Insulin-like growth factor-I (IGF-I) plays an important role in regulating vascular smooth muscle cell (VSMC) proliferation and directed migration. The mitogenic and chemotactic actions of IGF-I are mediated through the IGF-I receptor, but how the activation of the IGF-I receptor leads to these biological responses is poorly understood. In this study, we examined the role of phosphatidylinositol 3-kinase (PI3 kinase) in mediating the mitogenic and chemotactic signals of IGF-I. IGF-I treatment resulted in a significant increase in phosphotyrosine-associated PI3 kinase activity in cultured primary VSMCs. To determine whether insulin receptor substrate (IRS)-1, -2, or both are involved in IGF-I signaling in VSMCs, cell lysates were immunoprecipitated with either an anti-IRS-1 or an anti-IRS-2 antibody, and the associated PI3 kinase activity was determined. IGF-I stimulation resulted in a significant increase in IRS-1- but not IRS-2-associated PI3 kinase activity, suggesting that IGF-I primarily utilizes IRS-1 to transmit its signal in VSMCs. The IGF-I-induced increase in IRS-I-associated PI3 kinase activity was concentration dependent.
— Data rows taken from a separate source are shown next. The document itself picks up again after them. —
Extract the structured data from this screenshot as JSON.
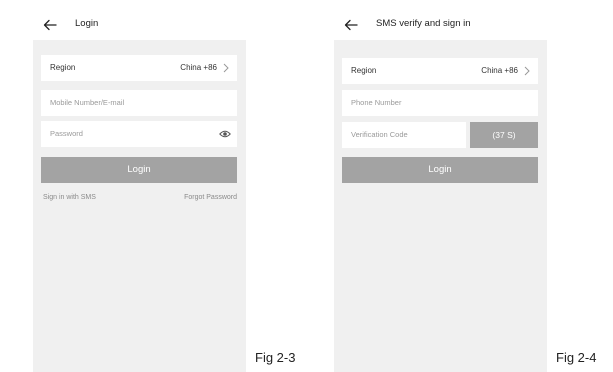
{
  "fig_3": {
    "caption": "Fig 2-3",
    "header": {
      "title": "Login"
    },
    "region": {
      "label": "Region",
      "value": "China +86"
    },
    "account_field": {
      "placeholder": "Mobile Number/E-mail"
    },
    "password_field": {
      "placeholder": "Password"
    },
    "login_label": "Login",
    "sms_link": "Sign in with SMS",
    "forgot_link": "Forgot Password"
  },
  "fig_4": {
    "caption": "Fig 2-4",
    "header": {
      "title": "SMS verify and sign in"
    },
    "region": {
      "label": "Region",
      "value": "China +86"
    },
    "phone_field": {
      "placeholder": "Phone Number"
    },
    "code_field": {
      "placeholder": "Verification Code"
    },
    "countdown_label": "(37 S)",
    "login_label": "Login"
  },
  "icons": [
    "back-arrow-icon",
    "chevron-right-icon",
    "eye-icon"
  ],
  "colors": {
    "screen_background": "#f0f0f0",
    "field_background": "#ffffff",
    "button_background": "#a3a3a3",
    "button_text": "#ffffff",
    "link_text": "#8a8a8a",
    "placeholder_text": "#9a9a9a"
  }
}
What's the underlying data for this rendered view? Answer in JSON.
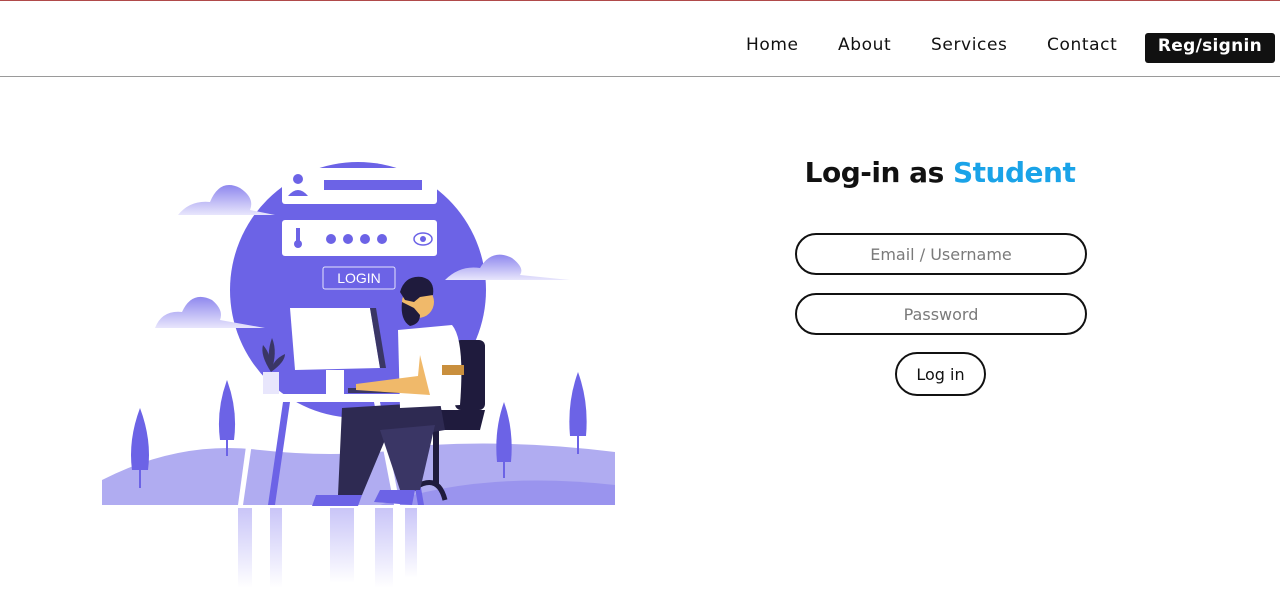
{
  "nav": {
    "home": "Home",
    "about": "About",
    "services": "Services",
    "contact": "Contact",
    "register": "Reg/signin"
  },
  "illustration": {
    "login_label": "LOGIN"
  },
  "form": {
    "title_prefix": "Log-in as ",
    "title_accent": "Student",
    "email_placeholder": "Email / Username",
    "password_placeholder": "Password",
    "submit_label": "Log in"
  },
  "colors": {
    "accent": "#1aa3e8",
    "illustration_primary": "#6c63e6",
    "illustration_light": "#b9b4f5",
    "nav_button_bg": "#111111"
  }
}
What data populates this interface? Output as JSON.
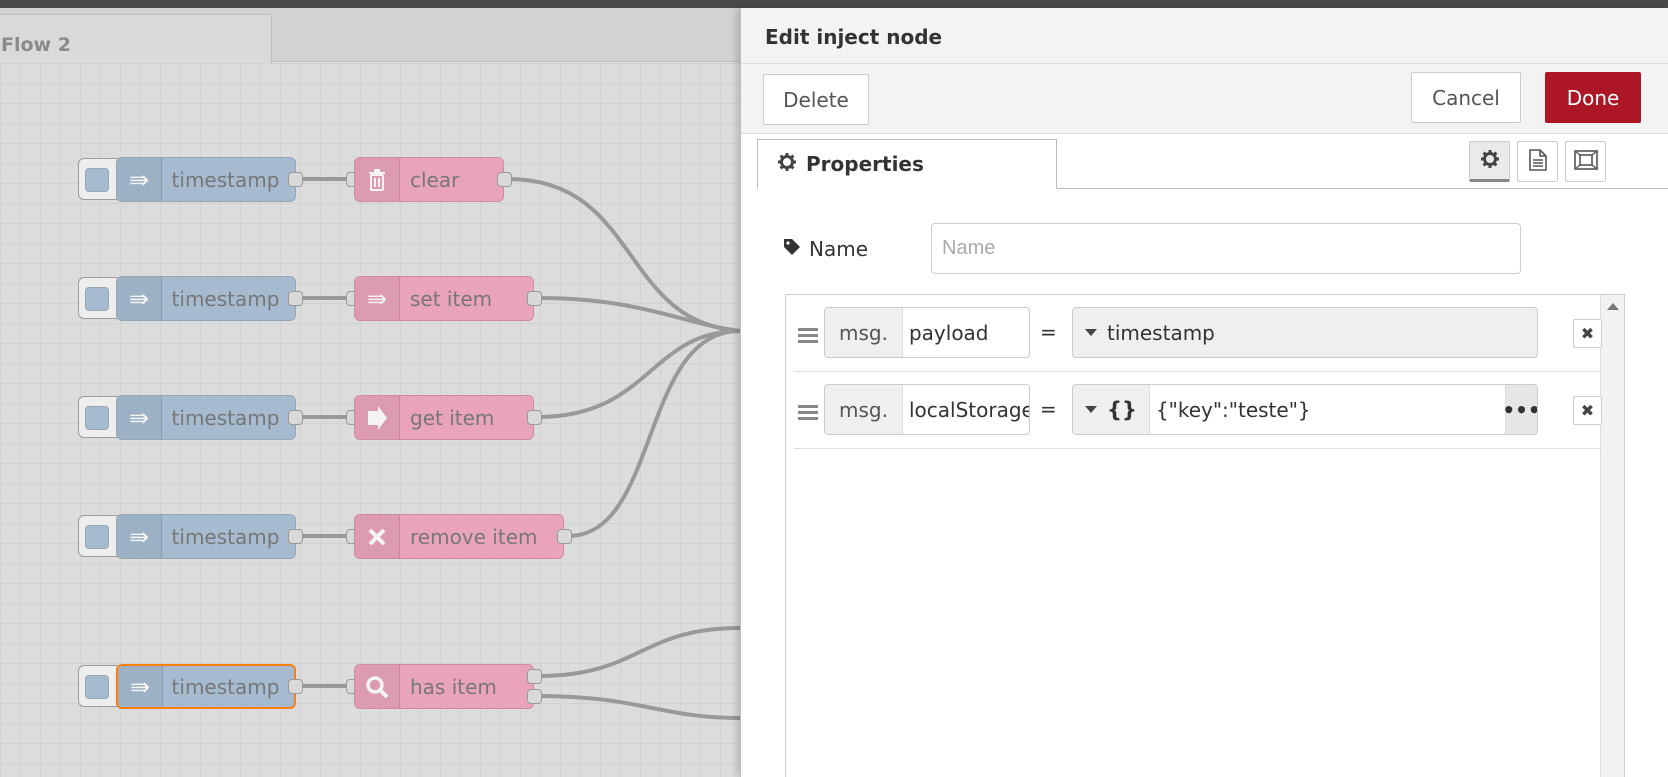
{
  "workspace": {
    "flow_tab_label": "Flow 2",
    "rows": [
      {
        "inject_label": "timestamp",
        "node_label": "clear",
        "node_icon": "trash-icon"
      },
      {
        "inject_label": "timestamp",
        "node_label": "set item",
        "node_icon": "arrow-in-icon"
      },
      {
        "inject_label": "timestamp",
        "node_label": "get item",
        "node_icon": "arrow-right-icon"
      },
      {
        "inject_label": "timestamp",
        "node_label": "remove item",
        "node_icon": "close-x-icon"
      },
      {
        "inject_label": "timestamp",
        "node_label": "has item",
        "node_icon": "search-icon"
      }
    ]
  },
  "tray": {
    "title": "Edit inject node",
    "delete_label": "Delete",
    "cancel_label": "Cancel",
    "done_label": "Done",
    "properties_tab_label": "Properties",
    "name_label": "Name",
    "name_placeholder": "Name",
    "props": [
      {
        "prefix": "msg.",
        "property": "payload",
        "value_type_icon": "",
        "value": "timestamp"
      },
      {
        "prefix": "msg.",
        "property": "localStorage",
        "value_type_icon": "{}",
        "value": "{\"key\":\"teste\"}"
      }
    ],
    "equals": "=",
    "more_label": "•••",
    "remove_label": "✖"
  },
  "colors": {
    "inject_node": "#a6bbcf",
    "storage_node": "#e9a4bb",
    "done_button": "#ad1625",
    "selected_outline": "#ff7f0e"
  }
}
At the maximum concentration (50 ng/mL), IGF-I induced a 60-fold increase. This activation occurred within 5 minutes and was sustained at high levels for at least 6 hours. IGF-I also caused a concentration-dependent and long-lasting activation of protein kinase B (PKB/Akt). Inhibition of PI3 kinase activation by LY294002 or wortmannin abolished IGF-I-stimulated VSMC proliferation and reduced IGF-I- directed VSMC migration by ≃60%. These results indicate that activation of PI3 kinase is required for both IGF-I-induced VSMC proliferation and migration.
- Insulin-like growth factor-I
- Phosphatidylinositol 3- kinase
- Vascular smooth muscle cell
ASJC Scopus subject areas
- Cardiology and Cardiovascular Medicine